While agreeing that some of these pro-Gaddafi defectors deserve amnesty, they also strongly hold the view that others, especially with “blood on their hands,” should be held accountable. How the rebel leadership handles this issue will go a long way to determine their own working relations.
These two problems reflect the enormity of the responsibilities that the rebel leadership have to tackle to prove to the population in their strongholds that they can manage affairs to give them the relief that they had sought by rising up against Gaddafi. If they fail to do so, it will not take long before the people rise up against them.
Security Problems in Rebel Strongholds
The rebel leadership’s grips on the East cannot be said to be strong. It’s tenuous and likely to be threatened by happenings that they may not be ready to handle effectively. Already, security problems have begun surfacing to create fear among the people.

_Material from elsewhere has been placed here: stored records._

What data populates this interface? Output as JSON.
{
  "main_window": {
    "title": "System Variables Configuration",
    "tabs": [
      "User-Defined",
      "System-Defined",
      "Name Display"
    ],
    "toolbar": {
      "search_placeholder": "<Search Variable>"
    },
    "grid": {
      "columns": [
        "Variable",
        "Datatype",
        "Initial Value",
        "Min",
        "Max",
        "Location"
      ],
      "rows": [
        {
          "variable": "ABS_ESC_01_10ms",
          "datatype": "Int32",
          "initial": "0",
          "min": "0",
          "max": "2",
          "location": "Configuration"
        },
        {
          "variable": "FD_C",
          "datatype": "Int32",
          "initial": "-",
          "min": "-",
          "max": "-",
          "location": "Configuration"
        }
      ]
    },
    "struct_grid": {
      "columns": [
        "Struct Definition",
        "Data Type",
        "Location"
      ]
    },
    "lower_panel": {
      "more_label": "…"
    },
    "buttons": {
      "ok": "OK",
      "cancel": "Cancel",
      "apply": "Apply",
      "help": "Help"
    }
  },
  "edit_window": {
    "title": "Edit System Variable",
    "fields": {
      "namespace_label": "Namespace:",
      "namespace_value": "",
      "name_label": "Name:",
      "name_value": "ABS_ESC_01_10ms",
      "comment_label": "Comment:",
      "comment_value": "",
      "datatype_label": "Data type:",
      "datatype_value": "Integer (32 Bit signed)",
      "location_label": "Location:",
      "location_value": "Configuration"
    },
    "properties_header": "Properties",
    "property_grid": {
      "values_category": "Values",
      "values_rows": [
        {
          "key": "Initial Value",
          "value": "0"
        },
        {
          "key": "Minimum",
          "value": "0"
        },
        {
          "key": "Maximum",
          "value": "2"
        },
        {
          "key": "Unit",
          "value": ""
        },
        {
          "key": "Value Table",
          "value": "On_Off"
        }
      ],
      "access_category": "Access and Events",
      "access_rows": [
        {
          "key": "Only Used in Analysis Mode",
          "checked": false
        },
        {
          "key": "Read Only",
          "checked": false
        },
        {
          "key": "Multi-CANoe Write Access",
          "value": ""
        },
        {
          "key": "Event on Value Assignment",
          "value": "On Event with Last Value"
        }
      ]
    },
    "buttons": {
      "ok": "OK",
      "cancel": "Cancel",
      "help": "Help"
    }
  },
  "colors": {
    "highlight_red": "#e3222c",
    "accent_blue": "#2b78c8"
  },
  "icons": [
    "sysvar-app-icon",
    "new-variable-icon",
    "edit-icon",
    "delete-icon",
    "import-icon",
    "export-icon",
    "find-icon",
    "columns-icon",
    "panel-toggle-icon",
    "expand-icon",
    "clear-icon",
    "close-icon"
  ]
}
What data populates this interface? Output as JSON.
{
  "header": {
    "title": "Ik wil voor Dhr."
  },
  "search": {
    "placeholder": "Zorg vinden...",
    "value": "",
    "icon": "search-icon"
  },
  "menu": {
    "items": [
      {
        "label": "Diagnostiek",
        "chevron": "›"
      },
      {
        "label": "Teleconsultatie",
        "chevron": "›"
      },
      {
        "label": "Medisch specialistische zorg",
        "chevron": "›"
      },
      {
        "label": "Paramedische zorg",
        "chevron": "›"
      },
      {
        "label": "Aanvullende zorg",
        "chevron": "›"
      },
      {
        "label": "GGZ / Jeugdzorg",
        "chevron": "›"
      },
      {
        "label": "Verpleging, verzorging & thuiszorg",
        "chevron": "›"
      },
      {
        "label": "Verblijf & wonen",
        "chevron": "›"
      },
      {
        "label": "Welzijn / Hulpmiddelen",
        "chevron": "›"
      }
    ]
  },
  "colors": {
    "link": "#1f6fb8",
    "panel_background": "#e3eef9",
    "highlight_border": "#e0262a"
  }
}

The bomb blast in Benghazi last week may as well be just the beginning of the panic-situation that some opponents of the rebels (likely to be pro-Gaddafi forces located in the areas now under rebel control) may resort to with the view to inciting the population against the rebel leadership.
Containing this security threat may lead to the adoption of measures such as hiring mercenaries to protect the citizens and installations. But this measure itself has its own implications, and the rebel leadership will have to weigh the options carefully so as not to shoot themselves in the foot.
In the final analysis, as the rebel leadership scramble around for international support—of all kinds—to establish their grips on the situation, some will be wondering whether to trust the West to be sincere in helping them beyond providing the military strength with which to confront Gaddafi.
Some doubts will linger and some people will view NATO (the military arm) and the political leaders of countries banded together into the International Coalition and Contact Group on Libya with much concern, especially if no financial aid is given the rebel leadership to avert the disaster that looms in the socio-economic lives of the people.
Who will be naïve to think that the West will go all out to expend its resources on these Libyans, anyway? The history surrounding actions of the West in countries that they’ve considered as either a pariah or a threat to their own well-being doesn’t favour the Benghazi rebels; and they will have themselves to blame if they are left in the lurch, after all.